But now, concurrent with a growing awareness of climate change and increased protests against drilling, there's an ever-decreasing number of environmental journalists on staff at news organizations - even as Congress whacks away at EPA (telling the agency it can't use scientific data to base its findings on!)
This book could not come at a more critical time!And Fleischman does a great job of wrangling a huge amount of information into six readable chapters (plus scads of material at the back). Science is only part of the environmental story, he warns us. Turns out money is just as important. Where science tells us what nature is doing, money explains what people are doing. And "power and politics are bound up with money".
Fleischman discusses Vested Interests, power, and politics.He talks about complexity and uncertainty, and how lobbyists can use those to sow doubt and prod people into denial about environmental problems. He shows how groups pouring money into pro-polluting campaigns can hide their identity and how language is used to instill fear. Take, for example, the labeling of protestors as "eco-terrorists". With the use of one word, people peacefully protesting pollution are suddenly stripped of their rights to protest and treated as criminals.

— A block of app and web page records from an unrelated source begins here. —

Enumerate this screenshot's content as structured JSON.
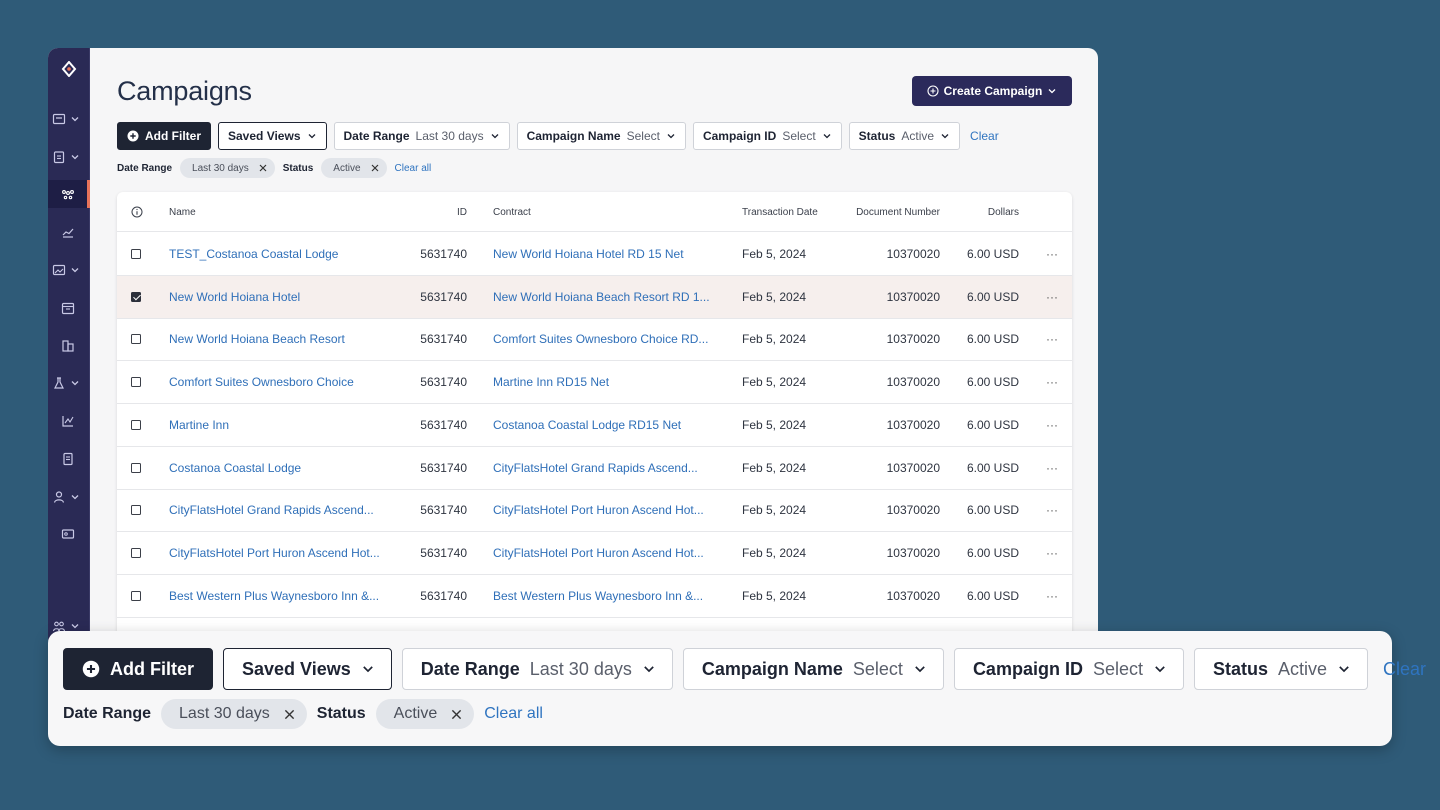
{
  "page": {
    "title": "Campaigns",
    "create_button": "Create Campaign"
  },
  "filters": {
    "add_filter": "Add Filter",
    "saved_views": "Saved Views",
    "date_range": {
      "label": "Date Range",
      "value": "Last 30 days"
    },
    "campaign_name": {
      "label": "Campaign Name",
      "value": "Select"
    },
    "campaign_id": {
      "label": "Campaign ID",
      "value": "Select"
    },
    "status": {
      "label": "Status",
      "value": "Active"
    },
    "clear": "Clear"
  },
  "active_filters": {
    "date_range_label": "Date Range",
    "date_range_chip": "Last 30 days",
    "status_label": "Status",
    "status_chip": "Active",
    "clear_all": "Clear all"
  },
  "table": {
    "columns": [
      "Name",
      "ID",
      "Contract",
      "Transaction Date",
      "Document Number",
      "Dollars"
    ],
    "rows": [
      {
        "name": "TEST_Costanoa Coastal Lodge",
        "id": "5631740",
        "contract": "New World Hoiana Hotel RD 15 Net",
        "date": "Feb 5, 2024",
        "doc": "10370020",
        "dollars": "6.00 USD",
        "checked": false
      },
      {
        "name": "New World Hoiana Hotel",
        "id": "5631740",
        "contract": "New World Hoiana Beach Resort RD 1...",
        "date": "Feb 5, 2024",
        "doc": "10370020",
        "dollars": "6.00 USD",
        "checked": true
      },
      {
        "name": "New World Hoiana Beach Resort",
        "id": "5631740",
        "contract": "Comfort Suites Ownesboro Choice RD...",
        "date": "Feb 5, 2024",
        "doc": "10370020",
        "dollars": "6.00 USD",
        "checked": false
      },
      {
        "name": "Comfort Suites Ownesboro Choice",
        "id": "5631740",
        "contract": "Martine Inn RD15 Net",
        "date": "Feb 5, 2024",
        "doc": "10370020",
        "dollars": "6.00 USD",
        "checked": false
      },
      {
        "name": "Martine Inn",
        "id": "5631740",
        "contract": "Costanoa Coastal Lodge RD15 Net",
        "date": "Feb 5, 2024",
        "doc": "10370020",
        "dollars": "6.00 USD",
        "checked": false
      },
      {
        "name": "Costanoa Coastal Lodge",
        "id": "5631740",
        "contract": "CityFlatsHotel Grand Rapids Ascend...",
        "date": "Feb 5, 2024",
        "doc": "10370020",
        "dollars": "6.00 USD",
        "checked": false
      },
      {
        "name": "CityFlatsHotel Grand Rapids Ascend...",
        "id": "5631740",
        "contract": "CityFlatsHotel Port Huron Ascend Hot...",
        "date": "Feb 5, 2024",
        "doc": "10370020",
        "dollars": "6.00 USD",
        "checked": false
      },
      {
        "name": "CityFlatsHotel Port Huron Ascend Hot...",
        "id": "5631740",
        "contract": "CityFlatsHotel Port Huron Ascend Hot...",
        "date": "Feb 5, 2024",
        "doc": "10370020",
        "dollars": "6.00 USD",
        "checked": false
      },
      {
        "name": "Best Western Plus Waynesboro Inn &...",
        "id": "5631740",
        "contract": "Best Western Plus Waynesboro Inn &...",
        "date": "Feb 5, 2024",
        "doc": "10370020",
        "dollars": "6.00 USD",
        "checked": false
      }
    ],
    "more_glyph": "···"
  },
  "colors": {
    "sidebar": "#2a2a55",
    "primary_button": "#2b2a5b",
    "dark_button": "#1e2433",
    "link": "#2f6fb8",
    "active_indicator": "#e8735a",
    "background": "#2f5b78"
  },
  "sidebar_icons": [
    "logo-icon",
    "inbox-icon",
    "clipboard-icon",
    "network-icon",
    "chart-line-icon",
    "image-icon",
    "calendar-icon",
    "building-icon",
    "flask-icon",
    "analytics-icon",
    "document-icon",
    "user-icon",
    "id-card-icon",
    "people-icon"
  ]
}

One issue Fleischman raises is conflict caused by environmental stress. Climate change can bring too much rain and flooding to one place, too little rain to another. Drought-induced food shortages can create political conflicts as people leave their farms and try to move elsewhere. As arctic ice melts, the Arctic Sea could become a battleground between nations vying for oil and gas or other minerals now accessible.
Understanding the problems is important - but learning how to judge the media and weigh the information you uncover is vital. Fleischman includes a great guide on how to judge websites, print media, books - and even the journalists publishing the news. He gives readers the same tips editors give their cub reporters: Follow the money; beware of "mental" vested interests; and check for fallacies. The camera can lie, he says.
Back matter includes source notes, bibliography, resources, glossary, and a handy index.
As a press-card-carrying environmental journalist, I give this book my MUST READ recommendation. Today is STEM Friday - head over to the STEM Friday blog to see what other bloggers are reviewing. Review copy provided by publisher.